Please print each record below exactly as it is written.

═════ Data for processing ═════

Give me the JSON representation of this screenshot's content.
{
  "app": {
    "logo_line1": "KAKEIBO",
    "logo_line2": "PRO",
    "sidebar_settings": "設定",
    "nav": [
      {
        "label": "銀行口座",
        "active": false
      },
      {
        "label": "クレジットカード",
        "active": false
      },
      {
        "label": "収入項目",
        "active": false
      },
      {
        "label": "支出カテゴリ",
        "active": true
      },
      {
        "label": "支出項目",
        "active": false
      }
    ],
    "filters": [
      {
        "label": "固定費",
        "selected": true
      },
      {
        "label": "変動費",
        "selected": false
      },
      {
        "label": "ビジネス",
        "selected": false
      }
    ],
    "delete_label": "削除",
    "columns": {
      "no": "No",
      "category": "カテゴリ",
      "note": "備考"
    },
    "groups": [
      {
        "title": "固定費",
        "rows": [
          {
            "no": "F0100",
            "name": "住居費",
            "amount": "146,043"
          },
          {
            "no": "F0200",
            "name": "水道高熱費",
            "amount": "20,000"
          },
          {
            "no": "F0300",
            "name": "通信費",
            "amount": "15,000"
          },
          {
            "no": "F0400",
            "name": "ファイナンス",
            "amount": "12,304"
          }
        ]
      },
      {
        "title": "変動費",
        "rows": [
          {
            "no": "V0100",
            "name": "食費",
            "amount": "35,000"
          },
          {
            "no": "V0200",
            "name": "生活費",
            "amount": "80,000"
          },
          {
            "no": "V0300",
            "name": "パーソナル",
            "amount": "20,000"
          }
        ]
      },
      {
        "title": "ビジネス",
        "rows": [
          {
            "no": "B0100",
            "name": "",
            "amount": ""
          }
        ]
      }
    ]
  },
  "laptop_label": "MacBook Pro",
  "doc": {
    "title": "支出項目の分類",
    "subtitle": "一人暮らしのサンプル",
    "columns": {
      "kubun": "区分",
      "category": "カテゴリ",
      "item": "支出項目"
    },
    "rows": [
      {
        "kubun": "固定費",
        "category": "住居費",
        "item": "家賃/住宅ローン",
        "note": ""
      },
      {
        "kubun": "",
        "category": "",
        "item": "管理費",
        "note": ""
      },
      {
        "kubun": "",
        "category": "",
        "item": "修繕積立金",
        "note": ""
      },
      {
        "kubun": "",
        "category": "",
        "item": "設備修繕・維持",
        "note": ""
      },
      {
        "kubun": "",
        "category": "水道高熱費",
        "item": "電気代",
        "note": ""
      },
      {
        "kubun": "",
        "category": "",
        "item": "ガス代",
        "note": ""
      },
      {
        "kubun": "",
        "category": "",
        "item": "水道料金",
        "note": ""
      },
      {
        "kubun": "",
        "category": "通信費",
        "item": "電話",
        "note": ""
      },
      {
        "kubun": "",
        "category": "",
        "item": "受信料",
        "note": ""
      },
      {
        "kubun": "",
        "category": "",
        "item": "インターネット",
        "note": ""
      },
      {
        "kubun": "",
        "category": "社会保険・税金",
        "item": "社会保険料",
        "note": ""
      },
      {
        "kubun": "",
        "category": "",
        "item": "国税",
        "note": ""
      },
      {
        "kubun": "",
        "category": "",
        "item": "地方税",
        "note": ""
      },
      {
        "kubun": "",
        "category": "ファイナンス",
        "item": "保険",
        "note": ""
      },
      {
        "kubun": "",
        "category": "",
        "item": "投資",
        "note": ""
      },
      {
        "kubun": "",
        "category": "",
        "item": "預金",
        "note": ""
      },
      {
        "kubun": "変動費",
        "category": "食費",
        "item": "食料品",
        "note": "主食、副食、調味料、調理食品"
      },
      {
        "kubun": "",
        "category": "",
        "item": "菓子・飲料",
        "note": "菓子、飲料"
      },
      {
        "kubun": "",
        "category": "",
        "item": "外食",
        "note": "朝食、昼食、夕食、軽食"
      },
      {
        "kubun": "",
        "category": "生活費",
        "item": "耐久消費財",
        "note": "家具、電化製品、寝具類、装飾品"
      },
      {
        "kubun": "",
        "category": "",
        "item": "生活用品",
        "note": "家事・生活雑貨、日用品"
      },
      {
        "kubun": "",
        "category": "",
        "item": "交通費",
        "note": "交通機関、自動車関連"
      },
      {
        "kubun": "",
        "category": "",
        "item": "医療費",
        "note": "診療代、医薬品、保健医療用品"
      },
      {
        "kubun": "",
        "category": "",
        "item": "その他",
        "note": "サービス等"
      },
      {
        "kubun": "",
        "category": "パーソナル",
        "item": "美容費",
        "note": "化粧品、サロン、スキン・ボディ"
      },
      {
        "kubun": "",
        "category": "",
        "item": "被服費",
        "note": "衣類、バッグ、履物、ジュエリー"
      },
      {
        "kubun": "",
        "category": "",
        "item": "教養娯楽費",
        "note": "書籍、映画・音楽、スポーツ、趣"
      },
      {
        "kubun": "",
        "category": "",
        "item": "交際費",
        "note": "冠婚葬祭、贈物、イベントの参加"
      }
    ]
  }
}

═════

* **Result of this exercise**
Give me the JSON representation of this screenshot's content.
{
  "app": {
    "logo_line1": "KAKEIBO",
    "logo_line2": "PRO",
    "sidebar_settings": "設定",
    "nav": [
      {
        "label": "銀行口座",
        "active": false
      },
      {
        "label": "クレジットカード",
        "active": false
      },
      {
        "label": "収入項目",
        "active": false
      },
      {
        "label": "支出カテゴリ",
        "active": true
      },
      {
        "label": "支出項目",
        "active": false
      }
    ],
    "filters": [
      {
        "label": "固定費",
        "selected": true
      },
      {
        "label": "変動費",
        "selected": false
      },
      {
        "label": "ビジネス",
        "selected": false
      }
    ],
    "delete_label": "削除",
    "columns": {
      "no": "No",
      "category": "カテゴリ",
      "note": "備考"
    },
    "groups": [
      {
        "title": "固定費",
        "rows": [
          {
            "no": "F0100",
            "name": "住居費",
            "amount": "146,043"
          },
          {
            "no": "F0200",
            "name": "水道高熱費",
            "amount": "20,000"
          },
          {
            "no": "F0300",
            "name": "通信費",
            "amount": "15,000"
          },
          {
            "no": "F0400",
            "name": "ファイナンス",
            "amount": "12,304"
          }
        ]
      },
      {
        "title": "変動費",
        "rows": [
          {
            "no": "V0100",
            "name": "食費",
            "amount": "35,000"
          },
          {
            "no": "V0200",
            "name": "生活費",
            "amount": "80,000"
          },
          {
            "no": "V0300",
            "name": "パーソナル",
            "amount": "20,000"
          }
        ]
      },
      {
        "title": "ビジネス",
        "rows": [
          {
            "no": "B0100",
            "name": "",
            "amount": ""
          }
        ]
      }
    ]
  },
  "laptop_label": "MacBook Pro",
  "doc": {
    "title": "支出項目の分類",
    "subtitle": "一人暮らしのサンプル",
    "columns": {
      "kubun": "区分",
      "category": "カテゴリ",
      "item": "支出項目"
    },
    "rows": [
      {
        "kubun": "固定費",
        "category": "住居費",
        "item": "家賃/住宅ローン",
        "note": ""
      },
      {
        "kubun": "",
        "category": "",
        "item": "管理費",
        "note": ""
      },
      {
        "kubun": "",
        "category": "",
        "item": "修繕積立金",
        "note": ""
      },
      {
        "kubun": "",
        "category": "",
        "item": "設備修繕・維持",
        "note": ""
      },
      {
        "kubun": "",
        "category": "水道高熱費",
        "item": "電気代",
        "note": ""
      },
      {
        "kubun": "",
        "category": "",
        "item": "ガス代",
        "note": ""
      },
      {
        "kubun": "",
        "category": "",
        "item": "水道料金",
        "note": ""
      },
      {
        "kubun": "",
        "category": "通信費",
        "item": "電話",
        "note": ""
      },
      {
        "kubun": "",
        "category": "",
        "item": "受信料",
        "note": ""
      },
      {
        "kubun": "",
        "category": "",
        "item": "インターネット",
        "note": ""
      },
      {
        "kubun": "",
        "category": "社会保険・税金",
        "item": "社会保険料",
        "note": ""
      },
      {
        "kubun": "",
        "category": "",
        "item": "国税",
        "note": ""
      },
      {
        "kubun": "",
        "category": "",
        "item": "地方税",
        "note": ""
      },
      {
        "kubun": "",
        "category": "ファイナンス",
        "item": "保険",
        "note": ""
      },
      {
        "kubun": "",
        "category": "",
        "item": "投資",
        "note": ""
      },
      {
        "kubun": "",
        "category": "",
        "item": "預金",
        "note": ""
      },
      {
        "kubun": "変動費",
        "category": "食費",
        "item": "食料品",
        "note": "主食、副食、調味料、調理食品"
      },
      {
        "kubun": "",
        "category": "",
        "item": "菓子・飲料",
        "note": "菓子、飲料"
      },
      {
        "kubun": "",
        "category": "",
        "item": "外食",
        "note": "朝食、昼食、夕食、軽食"
      },
      {
        "kubun": "",
        "category": "生活費",
        "item": "耐久消費財",
        "note": "家具、電化製品、寝具類、装飾品"
      },
      {
        "kubun": "",
        "category": "",
        "item": "生活用品",
        "note": "家事・生活雑貨、日用品"
      },
      {
        "kubun": "",
        "category": "",
        "item": "交通費",
        "note": "交通機関、自動車関連"
      },
      {
        "kubun": "",
        "category": "",
        "item": "医療費",
        "note": "診療代、医薬品、保健医療用品"
      },
      {
        "kubun": "",
        "category": "",
        "item": "その他",
        "note": "サービス等"
      },
      {
        "kubun": "",
        "category": "パーソナル",
        "item": "美容費",
        "note": "化粧品、サロン、スキン・ボディ"
      },
      {
        "kubun": "",
        "category": "",
        "item": "被服費",
        "note": "衣類、バッグ、履物、ジュエリー"
      },
      {
        "kubun": "",
        "category": "",
        "item": "教養娯楽費",
        "note": "書籍、映画・音楽、スポーツ、趣"
      },
      {
        "kubun": "",
        "category": "",
        "item": "交際費",
        "note": "冠婚葬祭、贈物、イベントの参加"
      }
    ]
  }
}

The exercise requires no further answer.